The Gibbs Street Pedestrian Bridge is a planned approximately 700-foot (210 m) pedestrian bridge in Portland, Oregon, United States. It will connect the Lair Hill neighborhood with the South Waterfront area. It will be a steel box girder bridge, a change from the original plans for an extradosed bridge, made to reduce the project's cost. The bridge will cross I-5 and SW Macadam, and connect SW Kelly Avenue on the west side (one block west of I-5) to SW Moody Avenue on the east side, close to the Portland Aerial Tram. Construction began in January 2011 and is expected to last about one year.

The project dates back to 2005 with approval of the federal Transportation Equity Act of 2005 which dedicated $5 million to the project. The preliminary design was approved by the Portland City Council on December 3, 2008. It was originally to be an extradosed-type bridge. In the first round of bidding, the project came in over the budget that the city had allotted for it, and consequently needed to be rescaled. This in turn delayed the timeline and led to a change to simpler design. After undergoing technical engineering design and detailed neighborhood impact assessment, the refined project was opened to bidding in autumn 2010, and the city council awarded a $6.7 million construction contract to Wildish Construction. The overall project budget, originally anticipated to be between $7 million and $11.3 million, is expected to be met mostly by federal funds, with ten percent local funding. Early public opinion was mixed, but has turned favorable, particularly by those living near the proposed bridge location under the Portland Aerial Tram. One of the provisions of the 2002”“2006 tram construction was to bury existing powerlines in the underlying neighborhoods, but those plans were dropped when the highly controversial tram project encountered significant budget overruns. The pedestrian bridge was another mitigating concession promised. The $11.3 million congressional allotment may have been to also pay for a study to improve access to the Ross Island Bridge. Eastbound traffic for the bridge frequently clogs the Lair Hill neighborhood while waiting to merge. Mayor Sam Adams has said that whatever funds are left over from the Gibbs Bridge project can be used for studying the Ross Island auto access problem.

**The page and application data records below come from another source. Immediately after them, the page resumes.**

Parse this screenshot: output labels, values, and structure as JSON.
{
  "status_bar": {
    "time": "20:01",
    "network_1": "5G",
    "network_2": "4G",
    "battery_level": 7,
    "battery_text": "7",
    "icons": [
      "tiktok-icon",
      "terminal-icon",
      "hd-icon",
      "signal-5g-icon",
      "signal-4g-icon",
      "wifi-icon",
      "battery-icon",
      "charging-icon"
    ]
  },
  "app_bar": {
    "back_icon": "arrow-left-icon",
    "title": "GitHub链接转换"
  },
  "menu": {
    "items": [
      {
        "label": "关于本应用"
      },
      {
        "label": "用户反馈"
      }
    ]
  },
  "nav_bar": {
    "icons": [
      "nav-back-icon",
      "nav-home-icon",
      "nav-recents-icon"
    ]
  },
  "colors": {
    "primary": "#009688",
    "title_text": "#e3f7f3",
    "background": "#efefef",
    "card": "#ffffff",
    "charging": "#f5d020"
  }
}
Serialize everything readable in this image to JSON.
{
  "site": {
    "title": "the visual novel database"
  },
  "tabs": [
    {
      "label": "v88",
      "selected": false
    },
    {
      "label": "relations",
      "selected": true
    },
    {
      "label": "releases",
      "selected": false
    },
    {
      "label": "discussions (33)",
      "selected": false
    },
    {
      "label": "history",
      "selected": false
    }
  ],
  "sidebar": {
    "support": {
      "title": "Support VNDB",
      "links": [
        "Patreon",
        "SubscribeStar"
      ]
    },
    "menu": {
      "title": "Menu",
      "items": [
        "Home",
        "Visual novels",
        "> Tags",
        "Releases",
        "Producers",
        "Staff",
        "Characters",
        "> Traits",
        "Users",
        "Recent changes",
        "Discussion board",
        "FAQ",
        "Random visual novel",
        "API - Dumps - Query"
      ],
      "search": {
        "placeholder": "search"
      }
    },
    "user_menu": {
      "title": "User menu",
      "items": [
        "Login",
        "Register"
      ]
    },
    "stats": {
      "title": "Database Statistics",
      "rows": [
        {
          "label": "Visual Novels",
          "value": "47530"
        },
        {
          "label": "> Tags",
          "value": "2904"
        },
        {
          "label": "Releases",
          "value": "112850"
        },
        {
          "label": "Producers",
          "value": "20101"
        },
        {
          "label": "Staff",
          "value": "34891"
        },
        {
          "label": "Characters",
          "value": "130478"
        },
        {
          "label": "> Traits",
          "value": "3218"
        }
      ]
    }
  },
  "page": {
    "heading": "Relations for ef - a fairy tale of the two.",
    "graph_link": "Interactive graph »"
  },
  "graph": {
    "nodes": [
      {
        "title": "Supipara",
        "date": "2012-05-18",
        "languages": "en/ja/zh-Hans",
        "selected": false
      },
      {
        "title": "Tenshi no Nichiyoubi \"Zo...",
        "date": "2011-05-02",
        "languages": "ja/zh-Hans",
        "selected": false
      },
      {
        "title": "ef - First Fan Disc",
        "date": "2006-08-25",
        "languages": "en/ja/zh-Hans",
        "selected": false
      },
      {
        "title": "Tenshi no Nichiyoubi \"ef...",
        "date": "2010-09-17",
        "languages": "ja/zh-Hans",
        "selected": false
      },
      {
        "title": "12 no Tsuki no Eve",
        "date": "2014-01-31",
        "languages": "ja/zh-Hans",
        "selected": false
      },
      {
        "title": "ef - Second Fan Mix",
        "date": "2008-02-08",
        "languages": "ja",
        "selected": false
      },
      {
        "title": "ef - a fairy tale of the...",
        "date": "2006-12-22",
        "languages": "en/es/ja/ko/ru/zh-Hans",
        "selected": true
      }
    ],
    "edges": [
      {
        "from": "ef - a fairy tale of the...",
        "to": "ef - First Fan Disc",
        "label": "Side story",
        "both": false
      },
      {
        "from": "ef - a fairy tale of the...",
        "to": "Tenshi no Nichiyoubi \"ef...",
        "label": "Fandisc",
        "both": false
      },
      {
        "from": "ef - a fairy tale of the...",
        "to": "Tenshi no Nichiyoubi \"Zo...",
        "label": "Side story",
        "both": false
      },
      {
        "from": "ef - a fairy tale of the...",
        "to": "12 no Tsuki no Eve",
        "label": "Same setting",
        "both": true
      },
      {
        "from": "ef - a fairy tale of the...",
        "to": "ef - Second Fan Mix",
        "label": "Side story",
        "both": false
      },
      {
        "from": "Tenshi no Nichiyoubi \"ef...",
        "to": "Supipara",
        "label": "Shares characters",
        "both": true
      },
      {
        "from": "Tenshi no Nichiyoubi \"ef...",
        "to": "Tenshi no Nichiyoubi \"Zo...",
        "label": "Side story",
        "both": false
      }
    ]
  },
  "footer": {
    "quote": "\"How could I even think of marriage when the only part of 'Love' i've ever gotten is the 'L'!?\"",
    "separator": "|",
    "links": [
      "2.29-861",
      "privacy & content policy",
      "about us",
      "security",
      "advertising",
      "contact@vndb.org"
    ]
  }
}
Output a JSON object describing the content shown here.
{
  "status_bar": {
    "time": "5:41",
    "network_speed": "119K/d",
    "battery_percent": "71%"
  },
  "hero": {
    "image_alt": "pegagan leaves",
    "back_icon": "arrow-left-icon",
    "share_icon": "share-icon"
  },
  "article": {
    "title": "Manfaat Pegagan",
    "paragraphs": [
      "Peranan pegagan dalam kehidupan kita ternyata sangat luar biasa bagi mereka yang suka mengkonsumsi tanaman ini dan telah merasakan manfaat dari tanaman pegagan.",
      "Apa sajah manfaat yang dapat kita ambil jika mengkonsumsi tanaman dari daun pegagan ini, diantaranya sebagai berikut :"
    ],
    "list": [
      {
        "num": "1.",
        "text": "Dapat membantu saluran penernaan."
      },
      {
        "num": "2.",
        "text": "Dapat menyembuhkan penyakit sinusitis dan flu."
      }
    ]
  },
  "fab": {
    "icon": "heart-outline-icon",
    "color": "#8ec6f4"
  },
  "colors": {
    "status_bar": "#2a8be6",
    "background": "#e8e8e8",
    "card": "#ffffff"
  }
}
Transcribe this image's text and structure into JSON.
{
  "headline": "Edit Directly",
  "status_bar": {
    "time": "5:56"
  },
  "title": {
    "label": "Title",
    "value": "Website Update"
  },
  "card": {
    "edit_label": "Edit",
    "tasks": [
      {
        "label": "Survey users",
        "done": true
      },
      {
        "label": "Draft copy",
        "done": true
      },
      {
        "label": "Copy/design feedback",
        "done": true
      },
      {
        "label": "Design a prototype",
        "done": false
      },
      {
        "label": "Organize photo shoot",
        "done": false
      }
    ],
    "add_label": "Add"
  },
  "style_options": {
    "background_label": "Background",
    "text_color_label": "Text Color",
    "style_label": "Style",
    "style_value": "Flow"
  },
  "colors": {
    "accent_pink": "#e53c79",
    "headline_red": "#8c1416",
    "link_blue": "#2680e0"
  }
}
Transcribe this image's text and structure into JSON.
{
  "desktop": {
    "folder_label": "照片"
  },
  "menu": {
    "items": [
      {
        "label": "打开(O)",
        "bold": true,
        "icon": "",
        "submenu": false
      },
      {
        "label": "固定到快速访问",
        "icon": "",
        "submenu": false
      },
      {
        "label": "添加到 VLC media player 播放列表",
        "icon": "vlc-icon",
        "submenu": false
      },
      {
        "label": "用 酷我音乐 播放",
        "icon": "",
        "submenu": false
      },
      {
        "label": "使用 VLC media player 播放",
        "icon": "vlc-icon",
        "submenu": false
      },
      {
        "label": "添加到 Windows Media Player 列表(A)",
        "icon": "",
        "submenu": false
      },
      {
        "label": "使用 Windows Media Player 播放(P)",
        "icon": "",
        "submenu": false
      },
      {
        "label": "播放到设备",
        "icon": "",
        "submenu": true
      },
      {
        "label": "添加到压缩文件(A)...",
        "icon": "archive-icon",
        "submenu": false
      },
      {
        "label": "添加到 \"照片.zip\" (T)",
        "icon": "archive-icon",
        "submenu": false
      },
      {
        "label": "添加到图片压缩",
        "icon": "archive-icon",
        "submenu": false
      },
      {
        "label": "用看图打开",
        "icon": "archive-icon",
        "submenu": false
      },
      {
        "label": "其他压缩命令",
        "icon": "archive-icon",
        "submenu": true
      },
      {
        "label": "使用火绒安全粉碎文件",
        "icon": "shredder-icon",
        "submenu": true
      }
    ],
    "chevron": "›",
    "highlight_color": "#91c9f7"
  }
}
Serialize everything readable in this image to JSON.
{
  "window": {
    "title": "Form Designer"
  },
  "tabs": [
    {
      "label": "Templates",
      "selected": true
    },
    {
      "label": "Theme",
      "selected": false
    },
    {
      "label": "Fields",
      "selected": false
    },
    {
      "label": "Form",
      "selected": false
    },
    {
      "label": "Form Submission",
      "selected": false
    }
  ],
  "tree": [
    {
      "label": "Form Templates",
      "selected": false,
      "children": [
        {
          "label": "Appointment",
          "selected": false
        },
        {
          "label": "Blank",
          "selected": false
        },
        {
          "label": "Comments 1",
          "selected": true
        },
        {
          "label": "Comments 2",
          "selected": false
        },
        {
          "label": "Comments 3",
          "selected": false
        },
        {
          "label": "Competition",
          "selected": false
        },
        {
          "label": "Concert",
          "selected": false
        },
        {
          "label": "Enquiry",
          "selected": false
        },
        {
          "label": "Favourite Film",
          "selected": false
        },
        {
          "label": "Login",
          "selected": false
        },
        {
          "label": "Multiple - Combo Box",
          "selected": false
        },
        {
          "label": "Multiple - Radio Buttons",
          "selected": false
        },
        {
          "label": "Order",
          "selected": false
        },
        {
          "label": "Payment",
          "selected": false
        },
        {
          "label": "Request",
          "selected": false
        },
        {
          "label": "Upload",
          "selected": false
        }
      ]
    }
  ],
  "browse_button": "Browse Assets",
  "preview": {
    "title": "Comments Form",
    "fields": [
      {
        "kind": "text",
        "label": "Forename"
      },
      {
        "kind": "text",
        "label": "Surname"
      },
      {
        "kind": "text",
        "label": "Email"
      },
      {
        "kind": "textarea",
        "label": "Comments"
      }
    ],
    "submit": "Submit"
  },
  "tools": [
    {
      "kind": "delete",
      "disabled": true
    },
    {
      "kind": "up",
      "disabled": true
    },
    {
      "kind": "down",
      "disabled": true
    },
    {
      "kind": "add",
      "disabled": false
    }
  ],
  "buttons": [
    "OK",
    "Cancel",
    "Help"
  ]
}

Description, usage
To compensate for the elevation difference at the ends of the bridge, an elevator is planned at the South Waterfront end to serve the expected five-story height. It includes a bicycle stairway. Estimates of existing demand indicate that if the bridge opened in 2009, summertime usage would total 466 crossings per day composed half of bicycle use and half pedestrian use. With school in session, fall usage is expected to increase to 730 crossings per day: 310 by bicycle and 420 pedestrians. By 2035, usage is estimated at 3,000 to 4,000 crossings per day.